EXERCISE:
Give every line from the entries that contains "title".

------------------------------------------------------------------------

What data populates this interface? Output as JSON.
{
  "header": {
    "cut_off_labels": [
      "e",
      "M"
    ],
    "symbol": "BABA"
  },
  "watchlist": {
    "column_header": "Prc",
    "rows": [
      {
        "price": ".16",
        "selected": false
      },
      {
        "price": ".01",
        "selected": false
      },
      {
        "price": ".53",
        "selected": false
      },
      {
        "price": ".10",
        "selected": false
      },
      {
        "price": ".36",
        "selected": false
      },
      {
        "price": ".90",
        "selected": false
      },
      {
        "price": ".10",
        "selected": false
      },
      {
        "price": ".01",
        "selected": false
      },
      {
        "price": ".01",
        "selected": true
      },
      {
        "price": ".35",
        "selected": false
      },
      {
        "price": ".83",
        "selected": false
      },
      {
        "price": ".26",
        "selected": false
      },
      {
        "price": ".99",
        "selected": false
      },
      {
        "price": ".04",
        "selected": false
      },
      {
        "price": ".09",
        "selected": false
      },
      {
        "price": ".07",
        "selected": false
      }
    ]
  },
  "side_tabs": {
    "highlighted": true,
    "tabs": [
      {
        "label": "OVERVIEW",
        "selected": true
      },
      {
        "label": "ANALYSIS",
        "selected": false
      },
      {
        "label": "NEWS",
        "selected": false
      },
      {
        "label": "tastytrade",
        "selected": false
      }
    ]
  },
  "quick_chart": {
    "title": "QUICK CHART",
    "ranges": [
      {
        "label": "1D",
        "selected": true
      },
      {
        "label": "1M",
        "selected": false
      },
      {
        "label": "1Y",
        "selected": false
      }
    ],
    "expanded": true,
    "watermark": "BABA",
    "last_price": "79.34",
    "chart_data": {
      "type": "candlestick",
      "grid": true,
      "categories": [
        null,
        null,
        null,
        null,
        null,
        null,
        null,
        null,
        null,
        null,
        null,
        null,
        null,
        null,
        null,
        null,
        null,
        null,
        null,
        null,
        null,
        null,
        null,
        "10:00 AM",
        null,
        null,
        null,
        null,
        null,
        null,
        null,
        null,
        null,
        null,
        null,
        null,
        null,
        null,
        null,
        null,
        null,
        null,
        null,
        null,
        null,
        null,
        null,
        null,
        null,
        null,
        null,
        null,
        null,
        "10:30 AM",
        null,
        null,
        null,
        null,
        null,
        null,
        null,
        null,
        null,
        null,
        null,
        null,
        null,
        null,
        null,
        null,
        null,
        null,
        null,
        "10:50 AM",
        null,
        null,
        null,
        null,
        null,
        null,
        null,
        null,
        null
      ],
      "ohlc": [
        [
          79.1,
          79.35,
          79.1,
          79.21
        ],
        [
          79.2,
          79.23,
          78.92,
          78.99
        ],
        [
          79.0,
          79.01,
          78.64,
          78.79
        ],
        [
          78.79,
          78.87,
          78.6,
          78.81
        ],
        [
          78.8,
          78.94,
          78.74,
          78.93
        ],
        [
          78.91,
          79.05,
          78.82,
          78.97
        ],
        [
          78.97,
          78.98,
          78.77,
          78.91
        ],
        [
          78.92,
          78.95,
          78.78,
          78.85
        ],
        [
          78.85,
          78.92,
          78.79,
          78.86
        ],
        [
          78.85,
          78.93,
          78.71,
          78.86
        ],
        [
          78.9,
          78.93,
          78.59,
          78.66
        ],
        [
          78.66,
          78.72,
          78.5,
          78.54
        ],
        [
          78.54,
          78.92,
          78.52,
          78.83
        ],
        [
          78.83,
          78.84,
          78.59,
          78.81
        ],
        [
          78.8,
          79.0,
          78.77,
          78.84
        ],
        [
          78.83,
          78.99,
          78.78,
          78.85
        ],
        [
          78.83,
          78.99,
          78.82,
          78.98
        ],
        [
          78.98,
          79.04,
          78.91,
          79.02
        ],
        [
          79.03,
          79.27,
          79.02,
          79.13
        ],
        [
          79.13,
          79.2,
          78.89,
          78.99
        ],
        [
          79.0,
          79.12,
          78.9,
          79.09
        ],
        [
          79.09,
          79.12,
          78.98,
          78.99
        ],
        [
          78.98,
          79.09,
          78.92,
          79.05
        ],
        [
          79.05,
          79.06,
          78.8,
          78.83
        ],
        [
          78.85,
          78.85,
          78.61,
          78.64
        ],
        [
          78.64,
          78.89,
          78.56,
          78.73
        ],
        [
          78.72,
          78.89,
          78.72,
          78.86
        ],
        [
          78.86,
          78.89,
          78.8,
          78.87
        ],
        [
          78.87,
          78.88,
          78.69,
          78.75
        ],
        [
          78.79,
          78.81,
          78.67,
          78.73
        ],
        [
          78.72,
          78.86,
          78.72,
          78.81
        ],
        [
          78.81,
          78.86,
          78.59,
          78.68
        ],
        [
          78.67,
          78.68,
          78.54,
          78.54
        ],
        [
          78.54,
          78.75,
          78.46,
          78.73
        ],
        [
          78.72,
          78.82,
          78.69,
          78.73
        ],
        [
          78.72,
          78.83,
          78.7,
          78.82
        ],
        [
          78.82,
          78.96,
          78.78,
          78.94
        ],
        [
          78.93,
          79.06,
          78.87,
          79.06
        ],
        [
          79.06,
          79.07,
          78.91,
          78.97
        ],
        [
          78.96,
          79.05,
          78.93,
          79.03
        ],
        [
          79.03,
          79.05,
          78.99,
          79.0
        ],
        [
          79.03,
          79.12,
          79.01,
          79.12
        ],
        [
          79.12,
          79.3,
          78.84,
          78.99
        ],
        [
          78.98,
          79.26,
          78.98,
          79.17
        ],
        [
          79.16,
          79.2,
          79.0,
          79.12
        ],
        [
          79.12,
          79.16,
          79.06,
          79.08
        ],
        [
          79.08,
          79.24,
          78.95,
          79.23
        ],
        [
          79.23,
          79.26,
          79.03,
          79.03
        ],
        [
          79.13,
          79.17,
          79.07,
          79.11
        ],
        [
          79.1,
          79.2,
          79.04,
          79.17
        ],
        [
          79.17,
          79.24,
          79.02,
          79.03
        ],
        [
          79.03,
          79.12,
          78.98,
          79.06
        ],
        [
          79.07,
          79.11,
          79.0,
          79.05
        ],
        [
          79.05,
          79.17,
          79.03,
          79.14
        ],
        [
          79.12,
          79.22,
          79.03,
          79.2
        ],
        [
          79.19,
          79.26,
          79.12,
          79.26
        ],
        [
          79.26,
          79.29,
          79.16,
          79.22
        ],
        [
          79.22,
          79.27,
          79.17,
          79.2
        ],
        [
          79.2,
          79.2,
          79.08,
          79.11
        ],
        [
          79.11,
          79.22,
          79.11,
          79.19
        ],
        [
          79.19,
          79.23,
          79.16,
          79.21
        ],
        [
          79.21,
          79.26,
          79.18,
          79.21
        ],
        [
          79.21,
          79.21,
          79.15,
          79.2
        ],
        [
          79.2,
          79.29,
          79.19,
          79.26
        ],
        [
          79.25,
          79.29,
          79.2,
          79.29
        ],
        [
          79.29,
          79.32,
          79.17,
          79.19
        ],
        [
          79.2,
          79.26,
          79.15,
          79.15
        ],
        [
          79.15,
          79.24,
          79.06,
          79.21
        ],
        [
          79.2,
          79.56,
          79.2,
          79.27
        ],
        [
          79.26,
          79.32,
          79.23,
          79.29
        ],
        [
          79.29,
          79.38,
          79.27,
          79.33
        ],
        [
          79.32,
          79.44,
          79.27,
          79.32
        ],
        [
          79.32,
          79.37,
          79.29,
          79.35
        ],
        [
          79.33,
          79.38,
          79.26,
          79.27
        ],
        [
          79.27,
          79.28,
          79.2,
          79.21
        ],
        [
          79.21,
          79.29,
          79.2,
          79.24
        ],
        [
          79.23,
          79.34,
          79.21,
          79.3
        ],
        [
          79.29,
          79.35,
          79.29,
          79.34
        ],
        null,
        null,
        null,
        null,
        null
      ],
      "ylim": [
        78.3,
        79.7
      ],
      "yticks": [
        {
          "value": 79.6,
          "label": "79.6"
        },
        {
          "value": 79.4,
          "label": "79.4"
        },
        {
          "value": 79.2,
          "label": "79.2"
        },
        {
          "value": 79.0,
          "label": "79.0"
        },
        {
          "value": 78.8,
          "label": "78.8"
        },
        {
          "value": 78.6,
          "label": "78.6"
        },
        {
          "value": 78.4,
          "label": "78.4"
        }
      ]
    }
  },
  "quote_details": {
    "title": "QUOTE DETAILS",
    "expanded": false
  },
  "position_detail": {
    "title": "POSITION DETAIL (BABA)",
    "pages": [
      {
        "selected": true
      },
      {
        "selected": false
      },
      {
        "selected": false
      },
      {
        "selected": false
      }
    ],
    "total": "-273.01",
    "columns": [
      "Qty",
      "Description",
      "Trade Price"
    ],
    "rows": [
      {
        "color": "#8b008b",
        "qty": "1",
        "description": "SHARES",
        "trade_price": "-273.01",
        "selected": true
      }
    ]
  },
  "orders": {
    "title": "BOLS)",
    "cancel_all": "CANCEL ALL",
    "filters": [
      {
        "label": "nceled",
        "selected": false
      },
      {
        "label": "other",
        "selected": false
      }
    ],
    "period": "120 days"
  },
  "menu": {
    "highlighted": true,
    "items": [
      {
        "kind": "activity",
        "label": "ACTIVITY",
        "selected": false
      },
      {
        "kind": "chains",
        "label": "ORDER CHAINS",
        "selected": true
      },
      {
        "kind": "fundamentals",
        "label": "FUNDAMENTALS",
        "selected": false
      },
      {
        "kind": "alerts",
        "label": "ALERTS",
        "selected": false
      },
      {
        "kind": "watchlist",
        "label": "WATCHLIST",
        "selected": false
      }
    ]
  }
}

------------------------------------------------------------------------

OUTPUT FOR THIS EXERCISE:
    "title": "QUICK CHART",
    "title": "QUOTE DETAILS",
    "title": "POSITION DETAIL (BABA)",
    "title": "BOLS)",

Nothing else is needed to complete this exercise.